Heo intended to also help his family escape from DPRK, and the defection was set for 30 May, 2016. However, there was a sudden order to speed everything up, and the restaurant staff left China on 3 April. And when several young women refused to enter the embassy, Heo threatened to report them to the relevant authorities for watching South Korean films, by essentially saying “If you want to survive, then follow me.”
Reporters were able to talk to several former waitresses, who confirmed Heo’s story. They said that it had been their dream to work in China, as their earnings per month there were equivalent to yearly earnings at home. Now they have to hide their identity so as not to bring harm to their parents in North Korea, where defectors’ families are often treated as traitors.
Heo came clean only after Park Geun-hye’s impeachment or to be more precise, because he had, apparently, not received his reward from the special services. He was allegedly told that the democrats’ victory made it difficult to reward him, and he was asked to wait for the conservatives’ return to power. Having understood that everything had been done with the aim to unite the conservative votes at the parliamentary elections, Heo repented and decided to clear his conscience. Still, the author believes that a likelier version of events is that amidst impeachment proceedings, the manager and the spies were unable to agree on the size of the payoff for silence, or the new intelligence service leadership decided to play a different hand.
After all, this media bombshell exploded at just the right time judging by the political environment then. Several days earlier, the blogger Druking, the key player in the “online comment-rigging scandal” (add an article reference from 19.05.2018) had finally been arrested and placed behind bars.
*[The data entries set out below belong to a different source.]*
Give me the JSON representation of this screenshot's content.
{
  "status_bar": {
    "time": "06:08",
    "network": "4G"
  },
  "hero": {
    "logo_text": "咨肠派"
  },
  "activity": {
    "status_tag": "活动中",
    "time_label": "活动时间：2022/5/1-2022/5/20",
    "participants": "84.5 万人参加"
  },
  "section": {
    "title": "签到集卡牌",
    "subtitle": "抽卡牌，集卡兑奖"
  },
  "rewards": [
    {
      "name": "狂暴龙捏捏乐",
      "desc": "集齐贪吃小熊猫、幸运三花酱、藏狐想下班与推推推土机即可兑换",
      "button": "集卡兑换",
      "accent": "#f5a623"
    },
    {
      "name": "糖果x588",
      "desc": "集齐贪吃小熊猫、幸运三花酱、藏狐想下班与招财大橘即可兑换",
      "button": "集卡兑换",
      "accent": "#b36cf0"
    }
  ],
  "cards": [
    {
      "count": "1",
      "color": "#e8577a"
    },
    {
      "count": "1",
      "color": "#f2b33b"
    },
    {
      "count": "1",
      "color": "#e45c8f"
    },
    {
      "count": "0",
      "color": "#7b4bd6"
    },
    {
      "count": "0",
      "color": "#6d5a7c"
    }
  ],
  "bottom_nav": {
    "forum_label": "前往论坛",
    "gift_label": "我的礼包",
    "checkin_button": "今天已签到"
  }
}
Apparently, he began making detailed statements, on the basis of which the opposing parties started unequivocally demanding that the authorities appoint special counsel with broad legal powers to initiate an independent investigation. If rumors prove right, the South Korean public is in for an unpleasant shock, since the enthusiasm for the Candlelight struggle, involving over 100,000 strong protests in support of Park Geun-hye’s impeachment, may have been generated by fake news, published online as on direct orders from Moon’s immediate circle, or even Moon himself.
As things stand, South Korea’s Ministry of Unification is in the process of verifying these “new claims” and is of the opinion that the North Korean defectors’ rights were not violated, still, their representative admitted that in 2016, when the restaurant workers had arrived in South Korea, the ministry simply relayed information it obtained from the intelligence services. As a result, South Korea’s bar association and public organizations petitioned the police to investigate these claims, accusing the former security service head, Lee Byung-ho and the former Unification Minister, Hong Yong-pyo, of collusion.
We shall see how this scandal unfolds and whether the victims of this incident can return home, which is especially important at a time when the inter-Korean dialogue faces difficulties and lacks gestures of good will from the South Korean side.
Konstantin Asmolov, PhD in History, Leading Research Fellow at the Center for Korean Studies of the Institute of Far Eastern Studies of the Russian Academy of Sciences, exclusively for the online magazine “New Eastern Outlook.”